What Causes A Brachial Plexus Injury At Birth?
Brachial Plexus injuries occur in about 2 out of every 1000 births. More than half of these injuries occur with no known risk factors being present. The following conditions, however, are known to contribute to a higher risk of brachial plexus injury at birth:
- Breech birth
- Maternal diabetes
- Prolonged, difficult labor
- Delivery requiring external assistance
- Shoulder dystocia (the baby’s shoulder being restricted on the mother’s pelvic bone)
- Excessive force used during birth, such as with forceps
- Medical error during a C-section procedure
What Are The Symptoms Of A Brachial Plexus Birth Injury?
A brachial plexus injury normally affects only one arm. The injury can cause noticeable weakness or even paralysis in the affected limb. It may also disrupt feeling in all or part of the arm and hand. In some cases, there will also be pain when attempting to move the arm, especially around the shoulder area.
What Conditions Are Associated With Brachial Plexus Injuries?
Brachial plexus injuries can be the cause of other, more specific conditions such as:
Erb’s Palsy – The patient normally has good function in the hand but may be unable to lift the arm or move it at the shoulder joint. This accounts for about 75% of all brachial plexus injuries.
Global Palsy – The patient can not move the arm, shoulder, or hand at all. They may also have no feeling in the affected limb.
Horner Syndrome – The result of nerve damage affecting the eye including constriction of the pupil (miosis) and eye drooping (ptosis). Sometimes seen when the nerves are torn from the spinal cord.
How Are Brachial Plexus Injuries Treated?
Brachial plexus injuries can be treated in different ways depending on the severity of the injury.
Natural recovery is possible. The nerves can regrow from the spinal cord to the arm at a rate of about 1 inch per month. A child recovering naturally will usually show a reduction in symptoms and increased movement in the affected arm after about three months.
In more severe cases, surgery may be required to repair the damage. These surgeries are usually done when the child is between three and six months old.
Occupational and physical therapy is also an important part of the healing process after a brachial plexus injury. Treatments that target range of motion, strengthening, neuromuscular electrical stimulation, Kinesio Taping, joint mobilization, aquatic therapy, and use of orthoses, may be employed.
Speak To An Experienced Brachial Plexus Injury Lawyer
It’s important to understand that when you are considering medical malpractice lawyers for your claim, not all malpractice lawyers are the same. When it comes to medical cases, a lawyer not only needs a complete understanding of the law, but he or she must also understand the type of injury that you are dealing with. The proper medical knowledge and the ability to convey that knowledge in a courtroom is crucial.
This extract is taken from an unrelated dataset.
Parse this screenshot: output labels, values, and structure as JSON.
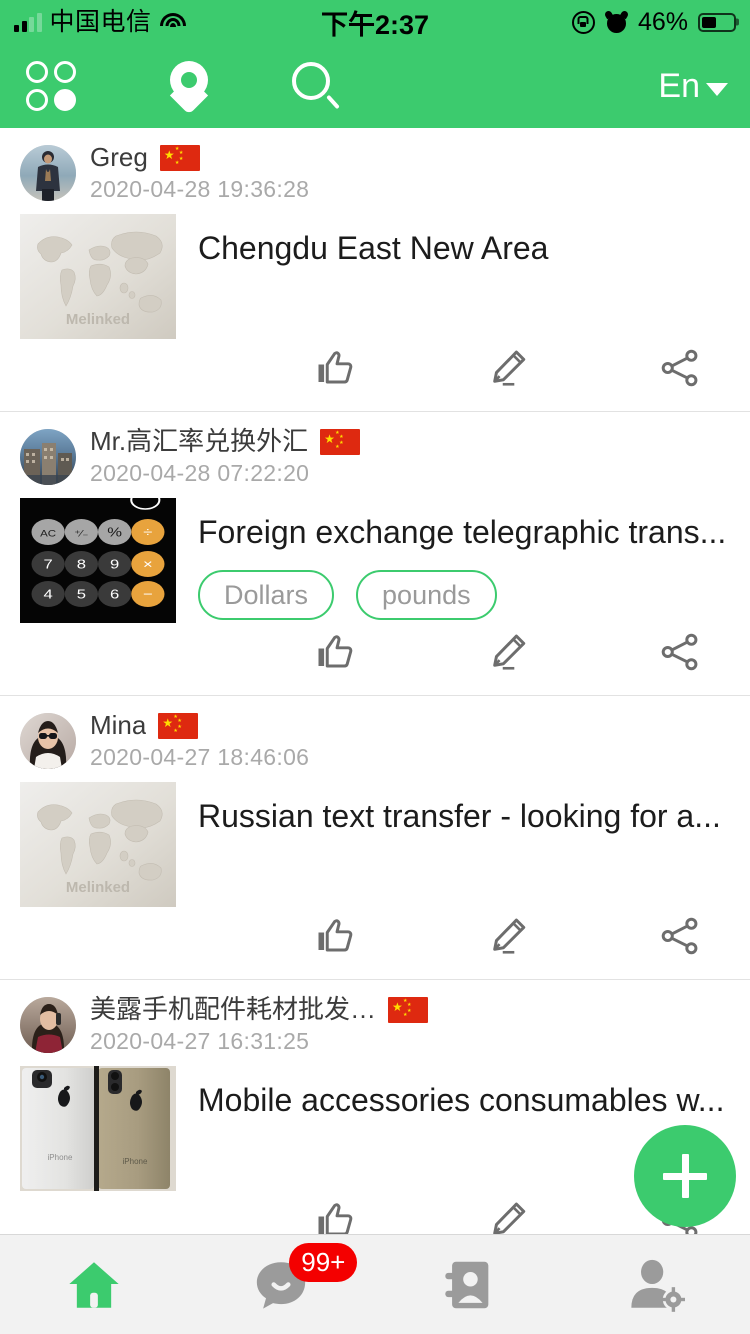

Contact Our Charleston Birth Injury Attorneys For Information, Advice, And Help
Did your baby suffer brachial plexus injuries because of an obstetrician’s negligence? Allow us to evaluate your case and recommend the best course of action. Our team is knowledgeable and experienced in medical malpractice and birth injury cases.
We handle medical malpractice cases in West Virginia, Ohio and Kentucky on a contingency basis. At your free initial consultation, we will give you a full, honest, and free case evaluation. If we take your case, you will not likely pay attorneys’ fees until we recover compensation for you.
To schedule a free consultation with a West Virginia birth injury lawyer, call 877-416-5457 or email the firm.